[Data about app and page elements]
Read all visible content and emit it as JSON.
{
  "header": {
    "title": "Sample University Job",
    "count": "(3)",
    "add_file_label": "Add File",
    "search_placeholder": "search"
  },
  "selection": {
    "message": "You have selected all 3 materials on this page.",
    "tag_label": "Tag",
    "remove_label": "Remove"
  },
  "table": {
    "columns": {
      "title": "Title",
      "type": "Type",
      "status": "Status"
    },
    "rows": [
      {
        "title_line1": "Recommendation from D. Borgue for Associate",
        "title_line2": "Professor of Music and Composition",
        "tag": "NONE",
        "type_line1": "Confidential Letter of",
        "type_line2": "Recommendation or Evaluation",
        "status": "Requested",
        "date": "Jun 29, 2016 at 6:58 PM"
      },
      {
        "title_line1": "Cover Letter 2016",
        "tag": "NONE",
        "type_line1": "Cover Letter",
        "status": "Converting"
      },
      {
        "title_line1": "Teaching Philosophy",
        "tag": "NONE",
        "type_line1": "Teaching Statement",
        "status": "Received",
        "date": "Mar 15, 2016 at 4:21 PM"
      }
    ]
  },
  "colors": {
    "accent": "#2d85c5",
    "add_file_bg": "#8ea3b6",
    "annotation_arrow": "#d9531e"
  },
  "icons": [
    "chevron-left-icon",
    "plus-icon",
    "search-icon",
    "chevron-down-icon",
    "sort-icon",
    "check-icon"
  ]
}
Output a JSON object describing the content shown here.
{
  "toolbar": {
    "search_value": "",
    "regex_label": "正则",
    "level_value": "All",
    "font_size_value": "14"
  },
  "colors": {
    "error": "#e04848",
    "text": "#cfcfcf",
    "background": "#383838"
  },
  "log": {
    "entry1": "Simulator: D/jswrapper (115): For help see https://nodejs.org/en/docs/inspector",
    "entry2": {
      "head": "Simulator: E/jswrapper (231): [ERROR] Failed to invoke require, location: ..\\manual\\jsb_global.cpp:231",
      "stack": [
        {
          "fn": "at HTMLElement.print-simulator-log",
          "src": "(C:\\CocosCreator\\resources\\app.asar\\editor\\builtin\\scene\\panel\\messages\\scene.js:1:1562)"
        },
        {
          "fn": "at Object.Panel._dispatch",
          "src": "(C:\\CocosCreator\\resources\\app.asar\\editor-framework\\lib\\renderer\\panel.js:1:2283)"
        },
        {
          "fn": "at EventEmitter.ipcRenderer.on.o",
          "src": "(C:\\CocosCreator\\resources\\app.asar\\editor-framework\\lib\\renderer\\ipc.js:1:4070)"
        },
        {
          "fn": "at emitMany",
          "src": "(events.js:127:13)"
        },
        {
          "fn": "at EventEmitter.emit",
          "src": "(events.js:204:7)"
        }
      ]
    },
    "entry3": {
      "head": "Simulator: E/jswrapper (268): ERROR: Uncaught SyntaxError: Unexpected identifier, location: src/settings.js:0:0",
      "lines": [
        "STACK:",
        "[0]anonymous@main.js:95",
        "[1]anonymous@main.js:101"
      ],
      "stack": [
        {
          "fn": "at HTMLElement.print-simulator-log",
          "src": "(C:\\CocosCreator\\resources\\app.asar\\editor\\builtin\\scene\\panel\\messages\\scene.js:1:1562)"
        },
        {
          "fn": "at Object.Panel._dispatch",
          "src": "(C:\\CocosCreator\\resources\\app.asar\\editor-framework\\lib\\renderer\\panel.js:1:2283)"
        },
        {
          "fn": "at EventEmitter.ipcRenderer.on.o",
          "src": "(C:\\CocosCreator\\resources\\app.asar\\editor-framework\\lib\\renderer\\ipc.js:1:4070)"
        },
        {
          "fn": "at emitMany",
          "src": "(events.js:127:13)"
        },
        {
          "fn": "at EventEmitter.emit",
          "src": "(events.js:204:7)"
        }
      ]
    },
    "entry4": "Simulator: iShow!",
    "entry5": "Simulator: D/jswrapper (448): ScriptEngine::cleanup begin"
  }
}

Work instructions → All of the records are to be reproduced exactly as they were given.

Answer to this problem →
Read all visible content and emit it as JSON.
{
  "header": {
    "title": "Sample University Job",
    "count": "(3)",
    "add_file_label": "Add File",
    "search_placeholder": "search"
  },
  "selection": {
    "message": "You have selected all 3 materials on this page.",
    "tag_label": "Tag",
    "remove_label": "Remove"
  },
  "table": {
    "columns": {
      "title": "Title",
      "type": "Type",
      "status": "Status"
    },
    "rows": [
      {
        "title_line1": "Recommendation from D. Borgue for Associate",
        "title_line2": "Professor of Music and Composition",
        "tag": "NONE",
        "type_line1": "Confidential Letter of",
        "type_line2": "Recommendation or Evaluation",
        "status": "Requested",
        "date": "Jun 29, 2016 at 6:58 PM"
      },
      {
        "title_line1": "Cover Letter 2016",
        "tag": "NONE",
        "type_line1": "Cover Letter",
        "status": "Converting"
      },
      {
        "title_line1": "Teaching Philosophy",
        "tag": "NONE",
        "type_line1": "Teaching Statement",
        "status": "Received",
        "date": "Mar 15, 2016 at 4:21 PM"
      }
    ]
  },
  "colors": {
    "accent": "#2d85c5",
    "add_file_bg": "#8ea3b6",
    "annotation_arrow": "#d9531e"
  },
  "icons": [
    "chevron-left-icon",
    "plus-icon",
    "search-icon",
    "chevron-down-icon",
    "sort-icon",
    "check-icon"
  ]
}
Output a JSON object describing the content shown here.
{
  "toolbar": {
    "search_value": "",
    "regex_label": "正则",
    "level_value": "All",
    "font_size_value": "14"
  },
  "colors": {
    "error": "#e04848",
    "text": "#cfcfcf",
    "background": "#383838"
  },
  "log": {
    "entry1": "Simulator: D/jswrapper (115): For help see https://nodejs.org/en/docs/inspector",
    "entry2": {
      "head": "Simulator: E/jswrapper (231): [ERROR] Failed to invoke require, location: ..\\manual\\jsb_global.cpp:231",
      "stack": [
        {
          "fn": "at HTMLElement.print-simulator-log",
          "src": "(C:\\CocosCreator\\resources\\app.asar\\editor\\builtin\\scene\\panel\\messages\\scene.js:1:1562)"
        },
        {
          "fn": "at Object.Panel._dispatch",
          "src": "(C:\\CocosCreator\\resources\\app.asar\\editor-framework\\lib\\renderer\\panel.js:1:2283)"
        },
        {
          "fn": "at EventEmitter.ipcRenderer.on.o",
          "src": "(C:\\CocosCreator\\resources\\app.asar\\editor-framework\\lib\\renderer\\ipc.js:1:4070)"
        },
        {
          "fn": "at emitMany",
          "src": "(events.js:127:13)"
        },
        {
          "fn": "at EventEmitter.emit",
          "src": "(events.js:204:7)"
        }
      ]
    },
    "entry3": {
      "head": "Simulator: E/jswrapper (268): ERROR: Uncaught SyntaxError: Unexpected identifier, location: src/settings.js:0:0",
      "lines": [
        "STACK:",
        "[0]anonymous@main.js:95",
        "[1]anonymous@main.js:101"
      ],
      "stack": [
        {
          "fn": "at HTMLElement.print-simulator-log",
          "src": "(C:\\CocosCreator\\resources\\app.asar\\editor\\builtin\\scene\\panel\\messages\\scene.js:1:1562)"
        },
        {
          "fn": "at Object.Panel._dispatch",
          "src": "(C:\\CocosCreator\\resources\\app.asar\\editor-framework\\lib\\renderer\\panel.js:1:2283)"
        },
        {
          "fn": "at EventEmitter.ipcRenderer.on.o",
          "src": "(C:\\CocosCreator\\resources\\app.asar\\editor-framework\\lib\\renderer\\ipc.js:1:4070)"
        },
        {
          "fn": "at emitMany",
          "src": "(events.js:127:13)"
        },
        {
          "fn": "at EventEmitter.emit",
          "src": "(events.js:204:7)"
        }
      ]
    },
    "entry4": "Simulator: iShow!",
    "entry5": "Simulator: D/jswrapper (448): ScriptEngine::cleanup begin"
  }
}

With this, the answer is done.